That was when I decided that an Automated Backup solution was a necessity. I needed something that had minimal necessity of manual intervention.

Posted by Kiran

Back in 1991, on my 9th grade school trip, we had an incentive to look forward to. We were all going to be allowed access to some money to buy stuff of our choice from the shops during one of our breaks. For a 14 year old who did not normally get access to cash, this was a big deal. That opportunity - to handle cash, bargain with shopkeepers and buy stuff of our choice - was something that each one of the about 100 students in my batch looked forward to.
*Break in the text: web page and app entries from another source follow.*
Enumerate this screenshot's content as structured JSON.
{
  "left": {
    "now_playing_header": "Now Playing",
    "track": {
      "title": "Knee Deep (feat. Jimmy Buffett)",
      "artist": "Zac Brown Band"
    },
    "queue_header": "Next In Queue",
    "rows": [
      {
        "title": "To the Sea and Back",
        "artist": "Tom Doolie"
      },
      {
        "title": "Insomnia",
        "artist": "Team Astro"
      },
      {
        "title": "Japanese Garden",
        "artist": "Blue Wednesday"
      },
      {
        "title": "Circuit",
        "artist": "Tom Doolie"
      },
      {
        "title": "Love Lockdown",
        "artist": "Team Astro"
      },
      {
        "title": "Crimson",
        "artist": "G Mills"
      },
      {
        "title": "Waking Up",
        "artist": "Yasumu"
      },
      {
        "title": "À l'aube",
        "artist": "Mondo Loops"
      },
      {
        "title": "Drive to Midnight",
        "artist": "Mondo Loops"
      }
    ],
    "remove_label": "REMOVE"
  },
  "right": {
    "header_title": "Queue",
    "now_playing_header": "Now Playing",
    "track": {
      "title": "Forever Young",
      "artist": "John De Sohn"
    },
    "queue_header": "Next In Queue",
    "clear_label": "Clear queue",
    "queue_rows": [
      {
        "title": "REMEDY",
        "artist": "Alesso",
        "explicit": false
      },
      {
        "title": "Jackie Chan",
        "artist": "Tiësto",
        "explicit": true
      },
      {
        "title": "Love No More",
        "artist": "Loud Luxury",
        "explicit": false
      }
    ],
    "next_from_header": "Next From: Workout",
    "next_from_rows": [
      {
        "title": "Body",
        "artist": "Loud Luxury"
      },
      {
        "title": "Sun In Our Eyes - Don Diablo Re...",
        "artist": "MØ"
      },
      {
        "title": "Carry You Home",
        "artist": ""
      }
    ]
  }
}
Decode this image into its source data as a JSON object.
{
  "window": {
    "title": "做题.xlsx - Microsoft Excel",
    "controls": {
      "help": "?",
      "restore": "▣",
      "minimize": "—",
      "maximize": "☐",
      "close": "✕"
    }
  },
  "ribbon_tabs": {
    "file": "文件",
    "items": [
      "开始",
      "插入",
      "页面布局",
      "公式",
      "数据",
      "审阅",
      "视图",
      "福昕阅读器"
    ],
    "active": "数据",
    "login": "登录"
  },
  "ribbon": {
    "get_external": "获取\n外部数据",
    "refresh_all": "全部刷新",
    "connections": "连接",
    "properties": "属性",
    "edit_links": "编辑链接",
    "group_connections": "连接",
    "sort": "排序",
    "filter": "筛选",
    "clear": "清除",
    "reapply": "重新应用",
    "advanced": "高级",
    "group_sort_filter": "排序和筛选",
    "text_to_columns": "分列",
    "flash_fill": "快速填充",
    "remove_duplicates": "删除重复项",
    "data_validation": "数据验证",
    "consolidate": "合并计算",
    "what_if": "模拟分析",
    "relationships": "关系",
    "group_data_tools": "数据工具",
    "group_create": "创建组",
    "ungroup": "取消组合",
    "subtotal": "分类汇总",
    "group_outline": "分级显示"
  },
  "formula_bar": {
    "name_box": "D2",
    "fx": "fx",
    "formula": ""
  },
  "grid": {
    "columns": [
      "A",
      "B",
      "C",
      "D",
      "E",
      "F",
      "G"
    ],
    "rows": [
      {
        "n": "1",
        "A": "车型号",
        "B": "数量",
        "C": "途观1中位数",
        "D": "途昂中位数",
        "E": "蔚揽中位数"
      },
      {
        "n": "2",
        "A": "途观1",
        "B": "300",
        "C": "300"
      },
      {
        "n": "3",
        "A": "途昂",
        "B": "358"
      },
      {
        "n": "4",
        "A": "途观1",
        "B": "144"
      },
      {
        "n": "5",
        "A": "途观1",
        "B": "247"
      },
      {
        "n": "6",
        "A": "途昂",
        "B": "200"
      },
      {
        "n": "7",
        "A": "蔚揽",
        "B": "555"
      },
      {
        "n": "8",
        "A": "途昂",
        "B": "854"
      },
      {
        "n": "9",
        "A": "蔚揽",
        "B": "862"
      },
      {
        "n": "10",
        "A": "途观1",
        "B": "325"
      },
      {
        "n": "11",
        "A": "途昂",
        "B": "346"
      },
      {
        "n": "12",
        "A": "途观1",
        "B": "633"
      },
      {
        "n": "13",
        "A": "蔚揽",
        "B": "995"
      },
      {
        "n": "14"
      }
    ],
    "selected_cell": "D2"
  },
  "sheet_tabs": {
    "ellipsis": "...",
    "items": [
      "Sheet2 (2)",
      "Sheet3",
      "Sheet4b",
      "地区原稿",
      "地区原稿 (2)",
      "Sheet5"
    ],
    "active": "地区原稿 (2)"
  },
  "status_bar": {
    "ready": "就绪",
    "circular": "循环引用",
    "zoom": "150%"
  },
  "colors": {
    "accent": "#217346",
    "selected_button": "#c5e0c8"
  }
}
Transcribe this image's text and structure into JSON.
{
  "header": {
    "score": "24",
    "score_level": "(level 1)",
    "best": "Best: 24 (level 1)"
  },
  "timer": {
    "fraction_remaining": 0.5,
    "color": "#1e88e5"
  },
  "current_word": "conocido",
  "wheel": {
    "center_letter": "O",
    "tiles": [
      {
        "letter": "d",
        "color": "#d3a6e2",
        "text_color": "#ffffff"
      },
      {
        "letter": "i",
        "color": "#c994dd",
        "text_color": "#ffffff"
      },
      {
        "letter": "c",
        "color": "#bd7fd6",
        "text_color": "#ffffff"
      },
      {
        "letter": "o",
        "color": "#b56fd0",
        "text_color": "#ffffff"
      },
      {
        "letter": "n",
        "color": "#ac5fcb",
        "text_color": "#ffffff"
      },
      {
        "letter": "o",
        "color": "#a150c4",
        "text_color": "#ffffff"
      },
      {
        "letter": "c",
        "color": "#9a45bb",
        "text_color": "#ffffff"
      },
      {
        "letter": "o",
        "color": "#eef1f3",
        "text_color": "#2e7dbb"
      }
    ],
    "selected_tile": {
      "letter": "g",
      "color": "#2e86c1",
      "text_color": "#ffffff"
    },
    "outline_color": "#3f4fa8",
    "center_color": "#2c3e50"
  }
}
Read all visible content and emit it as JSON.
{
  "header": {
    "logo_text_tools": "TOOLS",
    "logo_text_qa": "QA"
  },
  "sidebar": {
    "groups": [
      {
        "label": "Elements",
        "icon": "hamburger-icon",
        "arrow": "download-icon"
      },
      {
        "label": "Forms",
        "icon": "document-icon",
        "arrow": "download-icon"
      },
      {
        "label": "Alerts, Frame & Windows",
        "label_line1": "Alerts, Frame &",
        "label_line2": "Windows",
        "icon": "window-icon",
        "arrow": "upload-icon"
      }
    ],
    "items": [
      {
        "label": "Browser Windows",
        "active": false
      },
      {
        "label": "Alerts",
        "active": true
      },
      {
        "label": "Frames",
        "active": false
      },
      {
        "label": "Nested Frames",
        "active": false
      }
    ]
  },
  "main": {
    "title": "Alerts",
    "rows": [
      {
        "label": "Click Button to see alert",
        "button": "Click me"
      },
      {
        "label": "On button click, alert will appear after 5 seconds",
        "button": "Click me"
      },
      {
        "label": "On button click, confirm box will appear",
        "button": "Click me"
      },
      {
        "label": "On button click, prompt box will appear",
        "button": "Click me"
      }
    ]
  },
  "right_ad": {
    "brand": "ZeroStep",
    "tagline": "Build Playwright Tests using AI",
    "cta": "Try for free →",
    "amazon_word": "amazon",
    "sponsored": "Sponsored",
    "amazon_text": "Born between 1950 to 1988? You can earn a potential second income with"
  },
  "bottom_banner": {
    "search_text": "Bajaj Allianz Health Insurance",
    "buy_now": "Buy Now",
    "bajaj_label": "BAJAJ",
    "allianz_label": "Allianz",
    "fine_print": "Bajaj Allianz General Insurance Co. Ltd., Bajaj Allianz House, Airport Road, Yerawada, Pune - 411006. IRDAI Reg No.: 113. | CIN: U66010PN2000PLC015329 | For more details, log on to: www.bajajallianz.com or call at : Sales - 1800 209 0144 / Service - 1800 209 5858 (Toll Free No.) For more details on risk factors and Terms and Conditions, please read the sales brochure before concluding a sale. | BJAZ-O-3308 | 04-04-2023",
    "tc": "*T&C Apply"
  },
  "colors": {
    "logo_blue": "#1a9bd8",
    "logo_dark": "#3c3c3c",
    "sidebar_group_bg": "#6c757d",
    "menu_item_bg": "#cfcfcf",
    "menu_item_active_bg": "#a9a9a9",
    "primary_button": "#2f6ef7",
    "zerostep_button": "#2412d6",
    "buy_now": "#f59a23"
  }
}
As it so happened, some of the boys in our group decided to step out of line and as a method of disciplining them, the teachers accompanying us decided to withhold that shopping privilege from them. Not to be out-done, they soon got in touch with their friends with requests to buy stuff on their behalf. I too got one such request from one such defaulter. Hoping to be of some help to my friend, I agreed.

Posted by Kiran

Ever since Google came up with their latest challenge to Facebook in the form of Google+, there has been quite a lot of buzz about this new Social Networking platform.

Having been a person who wasn't too kind to Facebook, Google+ had the two qualities that made me decide to try it out:

 
  1. An ability to control your data; Google call this Data Liberation
  2. An ability to control what you share and with whom; Google call this Circles

Google's Circles feature has generated a lot of buzz as well as confusion. While Google has started off each one of us with a few suggestions for the circles we can organize our contacts into, I have seen numerous other websites also providing their own insights.

I thought, why not share my own insights as well! So here goes…

Posted by Kiran

I have been asked many times by many people: "What is root and what is the advantage of having it on my phone?". I could reply by the standard answer that we so often come across on Android forums, that if you don't know what root is you probably don't need it. However, I personally find that response a bit offending — how is anyone supposed to learn new things if everyone who knows is unwilling to clearly explain?

Though I don't claim to be an expert, but my experiences in the past year with Android has taught me enough to understand what the pros and cons are with rooting an Android device.

Here, I explain the few points that you may want to consider before you decide to root your Android phone.